*Exercise directions*: Every line with the string "neutral" must be copied from the entries below.

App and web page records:
----------
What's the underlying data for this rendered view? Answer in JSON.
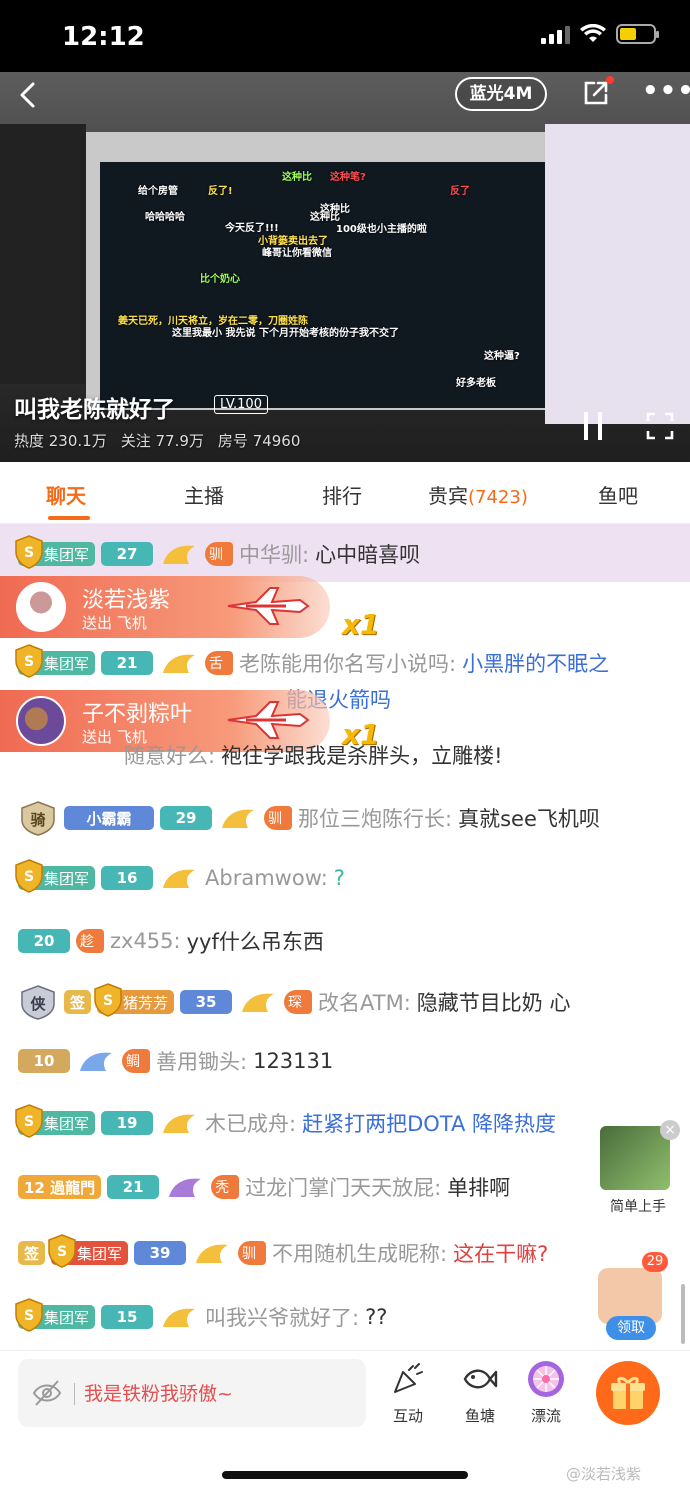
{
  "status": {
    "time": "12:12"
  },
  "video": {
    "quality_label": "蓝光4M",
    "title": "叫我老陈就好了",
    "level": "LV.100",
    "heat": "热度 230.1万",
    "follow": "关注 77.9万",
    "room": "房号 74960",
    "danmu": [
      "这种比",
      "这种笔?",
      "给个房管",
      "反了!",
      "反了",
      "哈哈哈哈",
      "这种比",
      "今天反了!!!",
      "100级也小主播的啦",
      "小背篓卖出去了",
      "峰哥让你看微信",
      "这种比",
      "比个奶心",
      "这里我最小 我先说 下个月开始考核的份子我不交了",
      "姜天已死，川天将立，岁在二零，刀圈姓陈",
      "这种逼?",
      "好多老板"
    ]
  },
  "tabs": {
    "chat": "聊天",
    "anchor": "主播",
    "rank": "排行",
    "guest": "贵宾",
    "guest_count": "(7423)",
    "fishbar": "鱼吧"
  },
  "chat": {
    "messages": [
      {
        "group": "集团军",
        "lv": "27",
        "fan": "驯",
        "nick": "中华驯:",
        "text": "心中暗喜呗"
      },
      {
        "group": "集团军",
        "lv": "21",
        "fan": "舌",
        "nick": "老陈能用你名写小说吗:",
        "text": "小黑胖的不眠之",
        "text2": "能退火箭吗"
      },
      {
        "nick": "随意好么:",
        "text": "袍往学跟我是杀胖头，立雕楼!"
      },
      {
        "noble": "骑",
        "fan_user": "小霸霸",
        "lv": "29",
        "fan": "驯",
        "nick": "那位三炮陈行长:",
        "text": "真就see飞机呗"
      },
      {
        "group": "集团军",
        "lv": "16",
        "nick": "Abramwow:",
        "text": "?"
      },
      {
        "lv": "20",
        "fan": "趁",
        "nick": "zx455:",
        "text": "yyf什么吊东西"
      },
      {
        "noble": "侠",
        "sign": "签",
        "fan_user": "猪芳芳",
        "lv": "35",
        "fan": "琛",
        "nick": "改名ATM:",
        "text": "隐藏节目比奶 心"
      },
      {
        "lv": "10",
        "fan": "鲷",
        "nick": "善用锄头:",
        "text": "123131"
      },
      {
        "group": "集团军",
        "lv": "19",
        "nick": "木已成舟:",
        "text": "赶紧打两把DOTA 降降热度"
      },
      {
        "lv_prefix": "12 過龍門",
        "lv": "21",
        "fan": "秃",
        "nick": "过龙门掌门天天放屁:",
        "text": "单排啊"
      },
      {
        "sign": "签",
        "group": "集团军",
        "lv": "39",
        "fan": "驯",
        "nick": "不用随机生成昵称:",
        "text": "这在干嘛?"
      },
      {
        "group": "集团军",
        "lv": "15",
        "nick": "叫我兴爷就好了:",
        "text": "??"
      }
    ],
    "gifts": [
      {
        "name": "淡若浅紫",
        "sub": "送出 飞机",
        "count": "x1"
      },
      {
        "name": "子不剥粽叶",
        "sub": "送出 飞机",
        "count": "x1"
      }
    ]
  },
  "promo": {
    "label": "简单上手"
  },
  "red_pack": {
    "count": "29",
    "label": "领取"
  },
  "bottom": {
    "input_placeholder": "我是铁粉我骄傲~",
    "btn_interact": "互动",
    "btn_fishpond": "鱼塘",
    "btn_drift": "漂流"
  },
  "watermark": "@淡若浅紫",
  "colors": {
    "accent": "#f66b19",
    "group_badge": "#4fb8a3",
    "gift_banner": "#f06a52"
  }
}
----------
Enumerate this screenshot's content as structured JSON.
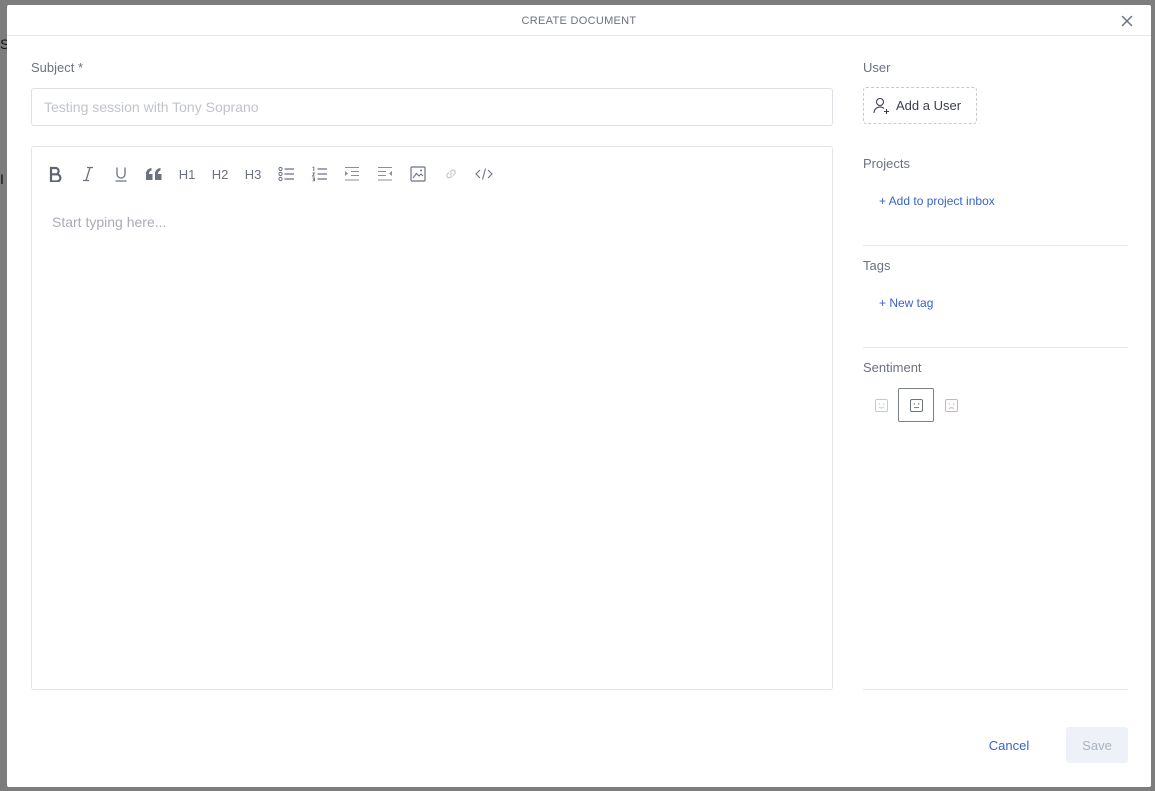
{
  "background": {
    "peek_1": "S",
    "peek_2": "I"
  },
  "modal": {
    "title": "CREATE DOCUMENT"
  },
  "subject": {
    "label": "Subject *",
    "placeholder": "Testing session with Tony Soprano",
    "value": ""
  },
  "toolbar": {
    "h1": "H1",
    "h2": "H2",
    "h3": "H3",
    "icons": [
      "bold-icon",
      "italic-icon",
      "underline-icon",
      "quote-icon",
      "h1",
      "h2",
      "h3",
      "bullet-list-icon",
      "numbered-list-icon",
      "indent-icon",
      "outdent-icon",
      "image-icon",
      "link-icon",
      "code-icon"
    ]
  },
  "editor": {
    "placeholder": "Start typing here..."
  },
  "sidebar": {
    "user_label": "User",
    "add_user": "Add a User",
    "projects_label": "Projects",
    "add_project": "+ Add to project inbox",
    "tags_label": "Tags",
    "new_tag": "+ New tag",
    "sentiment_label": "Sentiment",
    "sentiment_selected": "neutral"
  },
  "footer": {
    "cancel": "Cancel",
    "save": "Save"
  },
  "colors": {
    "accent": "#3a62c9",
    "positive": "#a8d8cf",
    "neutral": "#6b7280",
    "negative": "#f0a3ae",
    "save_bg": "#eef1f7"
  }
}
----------
*Final answer*:
    "sentiment_selected": "neutral"
    "neutral": "#6b7280",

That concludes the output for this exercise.